[Stored items]
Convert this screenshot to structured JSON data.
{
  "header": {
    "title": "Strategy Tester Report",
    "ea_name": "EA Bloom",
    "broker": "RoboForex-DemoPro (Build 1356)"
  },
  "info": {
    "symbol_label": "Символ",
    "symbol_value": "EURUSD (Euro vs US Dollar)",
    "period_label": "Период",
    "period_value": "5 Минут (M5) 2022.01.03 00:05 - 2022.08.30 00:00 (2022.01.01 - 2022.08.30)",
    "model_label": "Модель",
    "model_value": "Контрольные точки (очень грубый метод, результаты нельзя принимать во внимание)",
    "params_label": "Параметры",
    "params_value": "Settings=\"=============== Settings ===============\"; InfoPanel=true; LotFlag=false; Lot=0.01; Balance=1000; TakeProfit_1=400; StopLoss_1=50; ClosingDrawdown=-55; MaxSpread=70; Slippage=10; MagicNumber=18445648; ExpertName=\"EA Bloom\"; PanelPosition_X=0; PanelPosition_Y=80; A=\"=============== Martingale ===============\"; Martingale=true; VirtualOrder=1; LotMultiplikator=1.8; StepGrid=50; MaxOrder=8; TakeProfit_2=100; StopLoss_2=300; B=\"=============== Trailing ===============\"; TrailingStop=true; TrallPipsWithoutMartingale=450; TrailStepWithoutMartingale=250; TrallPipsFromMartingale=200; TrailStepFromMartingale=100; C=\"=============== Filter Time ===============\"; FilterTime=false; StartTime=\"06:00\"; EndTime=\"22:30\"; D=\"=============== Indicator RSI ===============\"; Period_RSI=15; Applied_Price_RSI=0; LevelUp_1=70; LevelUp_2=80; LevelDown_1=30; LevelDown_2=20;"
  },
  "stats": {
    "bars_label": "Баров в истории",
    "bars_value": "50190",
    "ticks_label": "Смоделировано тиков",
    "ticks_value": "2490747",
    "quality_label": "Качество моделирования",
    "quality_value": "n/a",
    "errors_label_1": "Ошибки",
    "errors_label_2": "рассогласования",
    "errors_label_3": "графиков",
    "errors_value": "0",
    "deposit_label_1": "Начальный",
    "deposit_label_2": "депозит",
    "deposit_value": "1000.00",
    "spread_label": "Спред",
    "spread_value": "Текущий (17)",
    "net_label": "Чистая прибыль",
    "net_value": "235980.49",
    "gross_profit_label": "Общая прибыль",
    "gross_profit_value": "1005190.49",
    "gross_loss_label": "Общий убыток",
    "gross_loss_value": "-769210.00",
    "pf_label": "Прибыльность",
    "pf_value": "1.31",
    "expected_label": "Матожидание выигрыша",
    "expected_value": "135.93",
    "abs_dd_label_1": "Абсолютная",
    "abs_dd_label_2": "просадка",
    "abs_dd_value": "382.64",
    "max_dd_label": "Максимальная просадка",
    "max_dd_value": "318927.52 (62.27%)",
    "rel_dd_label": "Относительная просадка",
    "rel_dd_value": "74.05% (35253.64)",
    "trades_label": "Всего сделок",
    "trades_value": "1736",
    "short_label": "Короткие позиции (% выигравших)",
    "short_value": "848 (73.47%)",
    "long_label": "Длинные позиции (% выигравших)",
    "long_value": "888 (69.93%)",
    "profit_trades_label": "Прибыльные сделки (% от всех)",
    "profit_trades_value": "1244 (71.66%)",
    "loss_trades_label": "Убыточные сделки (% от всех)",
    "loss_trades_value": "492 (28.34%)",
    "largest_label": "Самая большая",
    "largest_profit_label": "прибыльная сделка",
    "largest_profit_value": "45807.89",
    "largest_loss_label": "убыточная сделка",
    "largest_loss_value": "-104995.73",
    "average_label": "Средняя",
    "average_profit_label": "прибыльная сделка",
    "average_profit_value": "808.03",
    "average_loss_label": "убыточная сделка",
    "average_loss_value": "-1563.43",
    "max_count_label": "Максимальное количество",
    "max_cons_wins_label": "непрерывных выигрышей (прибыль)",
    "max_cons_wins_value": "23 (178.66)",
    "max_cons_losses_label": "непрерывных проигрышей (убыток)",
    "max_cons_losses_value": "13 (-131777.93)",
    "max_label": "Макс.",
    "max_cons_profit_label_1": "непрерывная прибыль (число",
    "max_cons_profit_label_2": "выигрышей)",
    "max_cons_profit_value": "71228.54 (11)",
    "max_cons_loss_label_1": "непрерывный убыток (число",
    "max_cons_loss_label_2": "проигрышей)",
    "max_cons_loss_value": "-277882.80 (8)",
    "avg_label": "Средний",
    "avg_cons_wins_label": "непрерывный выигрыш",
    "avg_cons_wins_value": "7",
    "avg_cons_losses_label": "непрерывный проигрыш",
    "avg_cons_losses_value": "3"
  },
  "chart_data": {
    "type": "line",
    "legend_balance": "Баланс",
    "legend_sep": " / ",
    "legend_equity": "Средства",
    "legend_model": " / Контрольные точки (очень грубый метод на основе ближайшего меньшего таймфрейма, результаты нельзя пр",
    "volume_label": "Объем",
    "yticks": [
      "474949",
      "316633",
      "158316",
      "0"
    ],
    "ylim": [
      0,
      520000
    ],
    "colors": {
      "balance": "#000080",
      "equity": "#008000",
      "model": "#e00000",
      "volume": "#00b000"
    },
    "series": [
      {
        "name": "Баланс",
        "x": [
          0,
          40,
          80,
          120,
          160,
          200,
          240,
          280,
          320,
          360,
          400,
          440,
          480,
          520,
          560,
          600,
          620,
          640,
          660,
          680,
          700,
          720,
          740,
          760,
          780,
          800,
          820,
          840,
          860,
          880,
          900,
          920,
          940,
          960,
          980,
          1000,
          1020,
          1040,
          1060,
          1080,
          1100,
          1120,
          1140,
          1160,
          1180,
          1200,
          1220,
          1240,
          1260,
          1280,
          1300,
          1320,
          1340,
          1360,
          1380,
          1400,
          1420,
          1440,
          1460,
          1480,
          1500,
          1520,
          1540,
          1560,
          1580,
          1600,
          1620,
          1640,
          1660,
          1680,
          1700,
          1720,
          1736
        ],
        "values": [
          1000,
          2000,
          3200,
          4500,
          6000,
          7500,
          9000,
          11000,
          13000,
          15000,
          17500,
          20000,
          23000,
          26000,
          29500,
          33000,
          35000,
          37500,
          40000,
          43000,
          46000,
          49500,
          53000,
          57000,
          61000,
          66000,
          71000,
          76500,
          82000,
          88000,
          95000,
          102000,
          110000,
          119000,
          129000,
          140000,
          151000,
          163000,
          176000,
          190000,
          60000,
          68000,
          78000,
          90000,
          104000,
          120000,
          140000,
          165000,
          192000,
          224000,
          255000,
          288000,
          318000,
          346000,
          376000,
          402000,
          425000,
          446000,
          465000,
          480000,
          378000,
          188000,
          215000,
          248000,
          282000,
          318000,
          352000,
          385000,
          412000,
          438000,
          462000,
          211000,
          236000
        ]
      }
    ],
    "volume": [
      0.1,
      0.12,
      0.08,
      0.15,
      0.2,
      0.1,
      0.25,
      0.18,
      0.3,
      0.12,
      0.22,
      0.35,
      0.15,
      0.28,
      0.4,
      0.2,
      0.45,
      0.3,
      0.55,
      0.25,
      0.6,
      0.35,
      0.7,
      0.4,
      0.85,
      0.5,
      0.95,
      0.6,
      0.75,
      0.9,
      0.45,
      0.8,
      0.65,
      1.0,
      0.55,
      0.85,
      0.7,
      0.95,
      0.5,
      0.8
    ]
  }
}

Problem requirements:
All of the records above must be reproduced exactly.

Output of the task:
Convert this screenshot to structured JSON data.
{
  "header": {
    "title": "Strategy Tester Report",
    "ea_name": "EA Bloom",
    "broker": "RoboForex-DemoPro (Build 1356)"
  },
  "info": {
    "symbol_label": "Символ",
    "symbol_value": "EURUSD (Euro vs US Dollar)",
    "period_label": "Период",
    "period_value": "5 Минут (M5) 2022.01.03 00:05 - 2022.08.30 00:00 (2022.01.01 - 2022.08.30)",
    "model_label": "Модель",
    "model_value": "Контрольные точки (очень грубый метод, результаты нельзя принимать во внимание)",
    "params_label": "Параметры",
    "params_value": "Settings=\"=============== Settings ===============\"; InfoPanel=true; LotFlag=false; Lot=0.01; Balance=1000; TakeProfit_1=400; StopLoss_1=50; ClosingDrawdown=-55; MaxSpread=70; Slippage=10; MagicNumber=18445648; ExpertName=\"EA Bloom\"; PanelPosition_X=0; PanelPosition_Y=80; A=\"=============== Martingale ===============\"; Martingale=true; VirtualOrder=1; LotMultiplikator=1.8; StepGrid=50; MaxOrder=8; TakeProfit_2=100; StopLoss_2=300; B=\"=============== Trailing ===============\"; TrailingStop=true; TrallPipsWithoutMartingale=450; TrailStepWithoutMartingale=250; TrallPipsFromMartingale=200; TrailStepFromMartingale=100; C=\"=============== Filter Time ===============\"; FilterTime=false; StartTime=\"06:00\"; EndTime=\"22:30\"; D=\"=============== Indicator RSI ===============\"; Period_RSI=15; Applied_Price_RSI=0; LevelUp_1=70; LevelUp_2=80; LevelDown_1=30; LevelDown_2=20;"
  },
  "stats": {
    "bars_label": "Баров в истории",
    "bars_value": "50190",
    "ticks_label": "Смоделировано тиков",
    "ticks_value": "2490747",
    "quality_label": "Качество моделирования",
    "quality_value": "n/a",
    "errors_label_1": "Ошибки",
    "errors_label_2": "рассогласования",
    "errors_label_3": "графиков",
    "errors_value": "0",
    "deposit_label_1": "Начальный",
    "deposit_label_2": "депозит",
    "deposit_value": "1000.00",
    "spread_label": "Спред",
    "spread_value": "Текущий (17)",
    "net_label": "Чистая прибыль",
    "net_value": "235980.49",
    "gross_profit_label": "Общая прибыль",
    "gross_profit_value": "1005190.49",
    "gross_loss_label": "Общий убыток",
    "gross_loss_value": "-769210.00",
    "pf_label": "Прибыльность",
    "pf_value": "1.31",
    "expected_label": "Матожидание выигрыша",
    "expected_value": "135.93",
    "abs_dd_label_1": "Абсолютная",
    "abs_dd_label_2": "просадка",
    "abs_dd_value": "382.64",
    "max_dd_label": "Максимальная просадка",
    "max_dd_value": "318927.52 (62.27%)",
    "rel_dd_label": "Относительная просадка",
    "rel_dd_value": "74.05% (35253.64)",
    "trades_label": "Всего сделок",
    "trades_value": "1736",
    "short_label": "Короткие позиции (% выигравших)",
    "short_value": "848 (73.47%)",
    "long_label": "Длинные позиции (% выигравших)",
    "long_value": "888 (69.93%)",
    "profit_trades_label": "Прибыльные сделки (% от всех)",
    "profit_trades_value": "1244 (71.66%)",
    "loss_trades_label": "Убыточные сделки (% от всех)",
    "loss_trades_value": "492 (28.34%)",
    "largest_label": "Самая большая",
    "largest_profit_label": "прибыльная сделка",
    "largest_profit_value": "45807.89",
    "largest_loss_label": "убыточная сделка",
    "largest_loss_value": "-104995.73",
    "average_label": "Средняя",
    "average_profit_label": "прибыльная сделка",
    "average_profit_value": "808.03",
    "average_loss_label": "убыточная сделка",
    "average_loss_value": "-1563.43",
    "max_count_label": "Максимальное количество",
    "max_cons_wins_label": "непрерывных выигрышей (прибыль)",
    "max_cons_wins_value": "23 (178.66)",
    "max_cons_losses_label": "непрерывных проигрышей (убыток)",
    "max_cons_losses_value": "13 (-131777.93)",
    "max_label": "Макс.",
    "max_cons_profit_label_1": "непрерывная прибыль (число",
    "max_cons_profit_label_2": "выигрышей)",
    "max_cons_profit_value": "71228.54 (11)",
    "max_cons_loss_label_1": "непрерывный убыток (число",
    "max_cons_loss_label_2": "проигрышей)",
    "max_cons_loss_value": "-277882.80 (8)",
    "avg_label": "Средний",
    "avg_cons_wins_label": "непрерывный выигрыш",
    "avg_cons_wins_value": "7",
    "avg_cons_losses_label": "непрерывный проигрыш",
    "avg_cons_losses_value": "3"
  },
  "chart_data": {
    "type": "line",
    "legend_balance": "Баланс",
    "legend_sep": " / ",
    "legend_equity": "Средства",
    "legend_model": " / Контрольные точки (очень грубый метод на основе ближайшего меньшего таймфрейма, результаты нельзя пр",
    "volume_label": "Объем",
    "yticks": [
      "474949",
      "316633",
      "158316",
      "0"
    ],
    "ylim": [
      0,
      520000
    ],
    "colors": {
      "balance": "#000080",
      "equity": "#008000",
      "model": "#e00000",
      "volume": "#00b000"
    },
    "series": [
      {
        "name": "Баланс",
        "x": [
          0,
          40,
          80,
          120,
          160,
          200,
          240,
          280,
          320,
          360,
          400,
          440,
          480,
          520,
          560,
          600,
          620,
          640,
          660,
          680,
          700,
          720,
          740,
          760,
          780,
          800,
          820,
          840,
          860,
          880,
          900,
          920,
          940,
          960,
          980,
          1000,
          1020,
          1040,
          1060,
          1080,
          1100,
          1120,
          1140,
          1160,
          1180,
          1200,
          1220,
          1240,
          1260,
          1280,
          1300,
          1320,
          1340,
          1360,
          1380,
          1400,
          1420,
          1440,
          1460,
          1480,
          1500,
          1520,
          1540,
          1560,
          1580,
          1600,
          1620,
          1640,
          1660,
          1680,
          1700,
          1720,
          1736
        ],
        "values": [
          1000,
          2000,
          3200,
          4500,
          6000,
          7500,
          9000,
          11000,
          13000,
          15000,
          17500,
          20000,
          23000,
          26000,
          29500,
          33000,
          35000,
          37500,
          40000,
          43000,
          46000,
          49500,
          53000,
          57000,
          61000,
          66000,
          71000,
          76500,
          82000,
          88000,
          95000,
          102000,
          110000,
          119000,
          129000,
          140000,
          151000,
          163000,
          176000,
          190000,
          60000,
          68000,
          78000,
          90000,
          104000,
          120000,
          140000,
          165000,
          192000,
          224000,
          255000,
          288000,
          318000,
          346000,
          376000,
          402000,
          425000,
          446000,
          465000,
          480000,
          378000,
          188000,
          215000,
          248000,
          282000,
          318000,
          352000,
          385000,
          412000,
          438000,
          462000,
          211000,
          236000
        ]
      }
    ],
    "volume": [
      0.1,
      0.12,
      0.08,
      0.15,
      0.2,
      0.1,
      0.25,
      0.18,
      0.3,
      0.12,
      0.22,
      0.35,
      0.15,
      0.28,
      0.4,
      0.2,
      0.45,
      0.3,
      0.55,
      0.25,
      0.6,
      0.35,
      0.7,
      0.4,
      0.85,
      0.5,
      0.95,
      0.6,
      0.75,
      0.9,
      0.45,
      0.8,
      0.65,
      1.0,
      0.55,
      0.85,
      0.7,
      0.95,
      0.5,
      0.8
    ]
  }
}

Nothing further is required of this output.